The nation’s economy may be exiting a six-month apathy and cautious mode imposed on it by the standoff between the federal legislature and the executive, as the decision of the Monetary Policy Committee (MPC) of the Central Bank of Nigeria (CBN) will be ready today.
President Muhammadu Buhari had in November 2017 sent a list of five nominees to the Senate for confirmation to fill the vacant positions in the MPC.
Two of them are also to serve as deputy governors of CBN. But the list was caught in the web of political standoff, which delayed the lawmakers’ action on it for about six months.
Within this period, both local and foreign investors transacted in the nation’s financial market with caution.
Updates on policies appeared static, particularly the local debt refinancing and long-speculated interest rate cut.
But two weeks ago, the lawmakers confirmed the nominees, giving a leeway to the ongoing MPC meeting, the communiqué of which is due today.
The first quarter of 2018 was a period of mixed fortunes for the capital market, with a minimal net effect in capitalisation and the all-share index at the end of March, compared to the beginning of the year.
Market operators attributed the mixed fortunes to a lack of policy pronouncements.
At several trading sessions in the last three months, which also marked the height of concerns over policy meetings and direction, the capital market, where most portfolio investors play, lost billions.
Specifically, trading yesterday, the first in April and second quarter of the year, sustained the mixed fortunes in the first quarter as equity transactions declined, following price losses.
This made the all-share index to fall by 1.6 per cent, losing 648.87 points or 1.6 per cent to 40,855.64 from 41,504.51, while the market capitalisation consequently dipped by N234 billion from N14.992 trillion recorded a few days ago to N14.758 trillion.
On March 20, the market capitalisation depreciated by N52 billion from N14.964 trillion recorded on Monday to N14.912 trillion; lost N236 billion or 1.53 per cent from N15.666 trillion to N15.430 trillion on March 7; and lost N139 billion or 0.9 per cent on February 12, from N15.476 trillion to N15.337 trillion.
Analysts attributed these developments to the recurring feelings of insecurity by investors, as they seek a direction and speculate within the period of the absence of MPC meetings.
The Head of Investor Relations at the United Bank for Africa (UBA), Rasaq Abiola, said the market was happy for the return of the meeting, which is the most important thing, and now awaiting its outcome, in terms of decisions and pronouncements.
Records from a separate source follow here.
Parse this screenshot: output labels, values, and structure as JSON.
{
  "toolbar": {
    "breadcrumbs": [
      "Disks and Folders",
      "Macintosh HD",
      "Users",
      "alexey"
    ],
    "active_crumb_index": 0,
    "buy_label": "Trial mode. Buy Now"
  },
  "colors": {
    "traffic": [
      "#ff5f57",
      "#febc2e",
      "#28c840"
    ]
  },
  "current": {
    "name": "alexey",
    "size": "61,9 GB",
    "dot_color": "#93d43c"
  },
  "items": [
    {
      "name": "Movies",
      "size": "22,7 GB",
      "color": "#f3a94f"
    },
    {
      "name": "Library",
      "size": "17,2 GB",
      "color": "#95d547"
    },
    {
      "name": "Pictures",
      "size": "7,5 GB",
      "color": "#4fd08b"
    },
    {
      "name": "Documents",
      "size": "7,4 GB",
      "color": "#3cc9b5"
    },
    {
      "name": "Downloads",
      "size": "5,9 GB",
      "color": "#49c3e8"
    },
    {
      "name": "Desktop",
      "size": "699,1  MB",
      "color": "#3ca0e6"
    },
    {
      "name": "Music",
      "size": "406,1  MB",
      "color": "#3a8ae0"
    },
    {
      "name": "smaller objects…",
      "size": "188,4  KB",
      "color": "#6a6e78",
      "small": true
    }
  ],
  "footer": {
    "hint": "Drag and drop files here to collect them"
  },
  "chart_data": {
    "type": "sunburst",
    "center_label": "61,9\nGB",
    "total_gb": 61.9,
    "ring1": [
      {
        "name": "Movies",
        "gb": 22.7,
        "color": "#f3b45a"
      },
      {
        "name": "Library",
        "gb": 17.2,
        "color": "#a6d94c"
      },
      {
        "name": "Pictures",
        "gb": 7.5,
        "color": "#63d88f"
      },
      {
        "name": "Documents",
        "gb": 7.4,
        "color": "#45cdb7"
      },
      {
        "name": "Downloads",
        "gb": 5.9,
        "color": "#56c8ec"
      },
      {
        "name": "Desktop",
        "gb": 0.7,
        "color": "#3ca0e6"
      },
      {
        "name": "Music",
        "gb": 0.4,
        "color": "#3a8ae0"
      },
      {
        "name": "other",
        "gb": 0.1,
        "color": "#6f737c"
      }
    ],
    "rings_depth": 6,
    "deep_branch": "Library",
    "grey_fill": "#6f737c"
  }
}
An honorary policy adviser, Dr. Uzochukwu Amakom, told The Guardian that the absence of the meetings in the last six months meant that the yearly monetary and credit policy guidelines that outline the broad objectives and specific instruments of monetary policy for the year were either approved unofficially or not packaged yet.
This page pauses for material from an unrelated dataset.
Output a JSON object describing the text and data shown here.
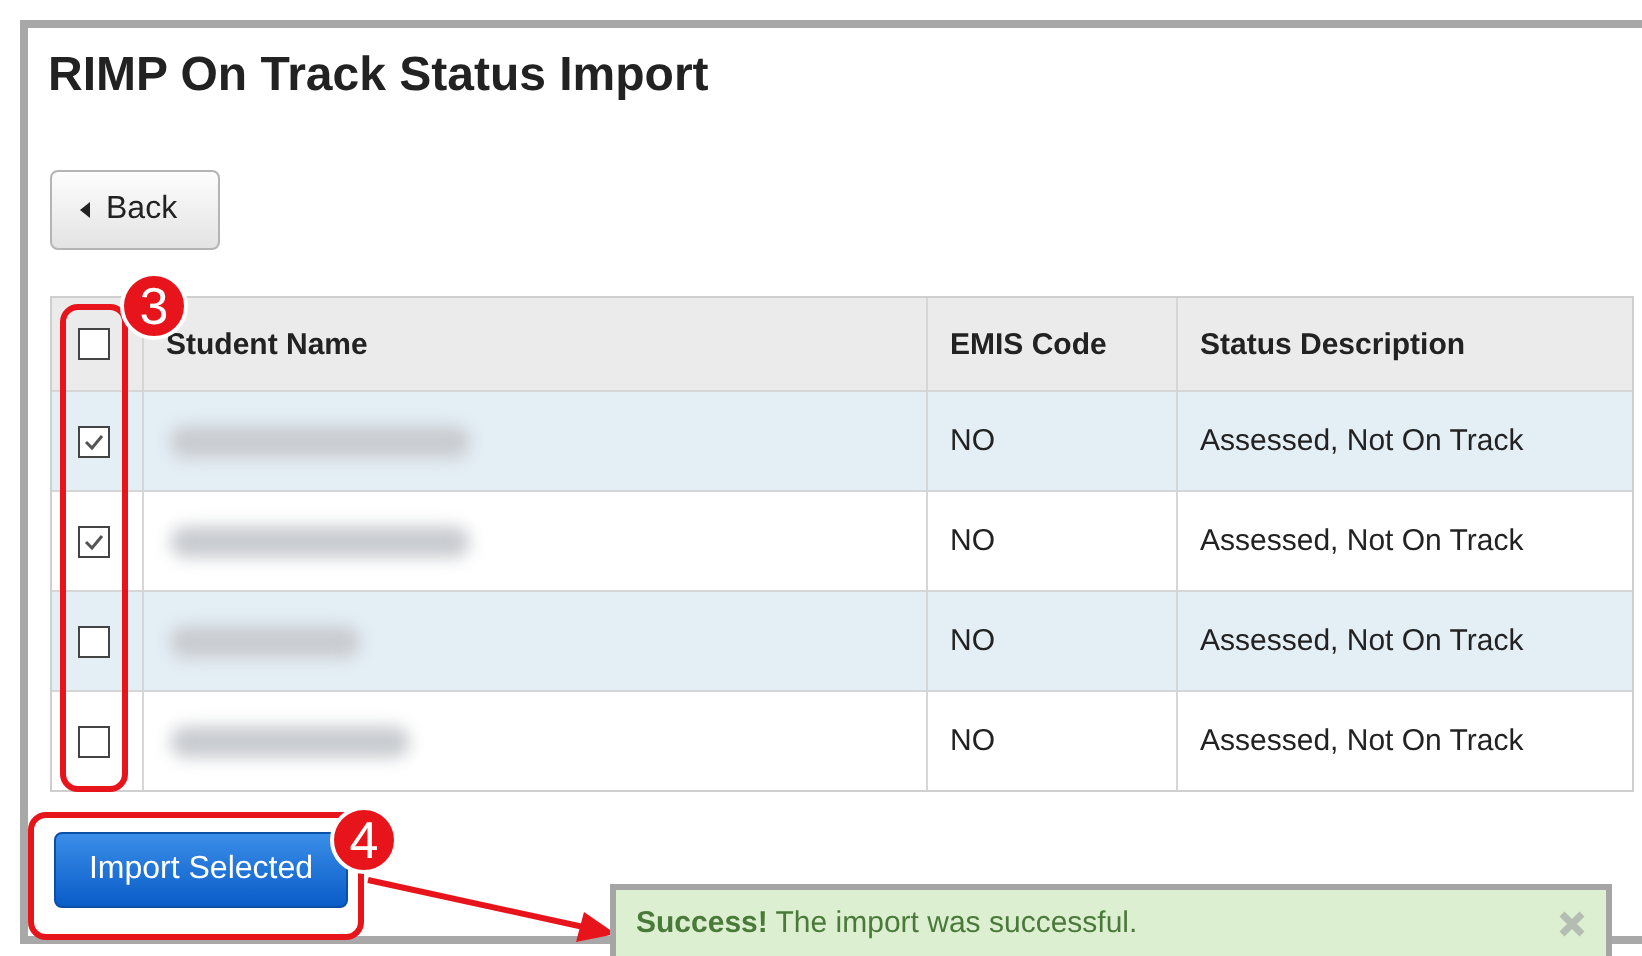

The Managing Director and Chief Executive Officer of Network Capital Limited, Oluropo Dada, corroborated Amakom, saying the market understands the situation as a lack of policy direction which can bring about distortions and uncertainties.
The President of the Chartered Institute of Stockbrokers (CIS), Oluwaseyi Abe, lamented the delay in the MPC’s meeting, saying it prevented the announcement of a policy direction of the CBN on some critical monetary tools which should have enhanced investment decisions on both the money and capital markets.
From Vanguard Business